If you make a promise deliver on the promise. The Circle of Trust is a concept that I have developed, and continue to refine, in my work. It is the central focus in our team building retreats. We also employ the Circle of Trust during our leadership workshops. It is the central focus of both team communication as well as team collaboration.
Circle of Trust
In a previous article, we described the four components of the Circle of Trust. Those are:
While all four are important aspects and are necessary components to developing trust. The last one, may be the most important. Deliver on the Promise, means that you should make deadlines, and honor commitments. It is as simple as doing what you say you will do, when you said you would do it. There is an old adage that top sales people live by and this is to underpromise and over deliver. I am not a fan of the first part of that, to underpromise to me sets the bar too low. In poker or golf terms it would be the same as sandbagging. In the business world, I have been around managers who set their budgets based on this adage, setting artificially low revenue numbers and high expense numbers in order to blow away the budget. To me this is poor management. How can the leadership run a business, make crucial planning decisions on a budget that has been sandbagged?

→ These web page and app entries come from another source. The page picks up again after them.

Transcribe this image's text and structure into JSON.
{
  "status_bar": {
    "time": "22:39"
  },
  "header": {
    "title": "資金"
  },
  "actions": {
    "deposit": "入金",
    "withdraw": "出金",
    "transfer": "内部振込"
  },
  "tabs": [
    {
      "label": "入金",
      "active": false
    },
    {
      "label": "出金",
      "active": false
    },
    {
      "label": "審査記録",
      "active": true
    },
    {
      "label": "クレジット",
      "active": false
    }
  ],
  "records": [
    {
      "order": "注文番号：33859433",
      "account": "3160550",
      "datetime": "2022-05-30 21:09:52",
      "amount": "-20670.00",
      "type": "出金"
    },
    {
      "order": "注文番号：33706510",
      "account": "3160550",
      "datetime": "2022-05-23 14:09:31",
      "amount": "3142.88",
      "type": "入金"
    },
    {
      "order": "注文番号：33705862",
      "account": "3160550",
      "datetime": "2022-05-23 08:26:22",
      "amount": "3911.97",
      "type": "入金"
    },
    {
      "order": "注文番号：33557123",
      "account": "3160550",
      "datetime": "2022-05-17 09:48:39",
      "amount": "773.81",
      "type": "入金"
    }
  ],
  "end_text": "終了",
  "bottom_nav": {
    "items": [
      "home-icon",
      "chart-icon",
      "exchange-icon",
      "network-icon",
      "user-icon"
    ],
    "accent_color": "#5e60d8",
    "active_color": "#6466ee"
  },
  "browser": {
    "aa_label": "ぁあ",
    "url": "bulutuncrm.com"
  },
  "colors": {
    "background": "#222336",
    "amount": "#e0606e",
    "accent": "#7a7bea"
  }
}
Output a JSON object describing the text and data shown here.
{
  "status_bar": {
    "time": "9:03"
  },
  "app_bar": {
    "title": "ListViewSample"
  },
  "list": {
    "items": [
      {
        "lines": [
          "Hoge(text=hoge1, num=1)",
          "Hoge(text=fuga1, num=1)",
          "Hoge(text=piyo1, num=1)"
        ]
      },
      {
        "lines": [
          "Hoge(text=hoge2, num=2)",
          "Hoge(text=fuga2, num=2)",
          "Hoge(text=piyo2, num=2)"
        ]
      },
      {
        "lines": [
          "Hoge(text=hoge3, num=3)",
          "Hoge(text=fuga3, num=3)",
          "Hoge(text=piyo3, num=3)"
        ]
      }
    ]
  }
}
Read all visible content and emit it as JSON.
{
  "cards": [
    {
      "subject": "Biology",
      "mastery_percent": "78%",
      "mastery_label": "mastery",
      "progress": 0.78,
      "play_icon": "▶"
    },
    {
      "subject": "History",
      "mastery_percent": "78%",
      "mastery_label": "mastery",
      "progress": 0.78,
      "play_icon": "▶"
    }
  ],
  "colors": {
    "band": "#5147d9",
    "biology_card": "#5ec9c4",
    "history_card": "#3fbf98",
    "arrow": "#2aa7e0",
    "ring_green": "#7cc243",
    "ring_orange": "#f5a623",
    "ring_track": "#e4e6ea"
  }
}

Don’t be a Sandbagger
What I am talking about is setting realistic expectations and then going out and making those commitments. I am taking about all kinds of commitments. Simple ones like starting (or finishing) a meeting on time, or making a call at the time you said you would. I am also talking about the complex commitments. One word of caution is to never commit to things that are out of your control. That means to never promise that somebody else will do something by some time.
For instance, when one department in an organization promises a client some task to be completed by another department. That makes no sense. To avoid this risk, simply tell the customer you will get back to them with the commitment, then make sure you do. You have no control over the accounting department or anyone else. You do have control of what you promise. Your responsibility is to live up to the commitments you make. If you do commit for someone else, and they miss the deadline, it will be you that is held responsible by the client. Your reputation is at risk. Insure that you are able to deliver on the promise or don’t make it.
Credibility is Crucial: Deliver on the Promise
Back to the Circle of Trust, let’s say you start with respecting others, listen to understand and only speak from experience. If you fail to deliver on the promise, everything you have done to build trust has been undermined. That is why I believe this forth component is the most critical. That is not to say the other three are not important, they are. It is just that your credibility rests on the forth element, deliver on the promise. Without credibility, you will never establish trust.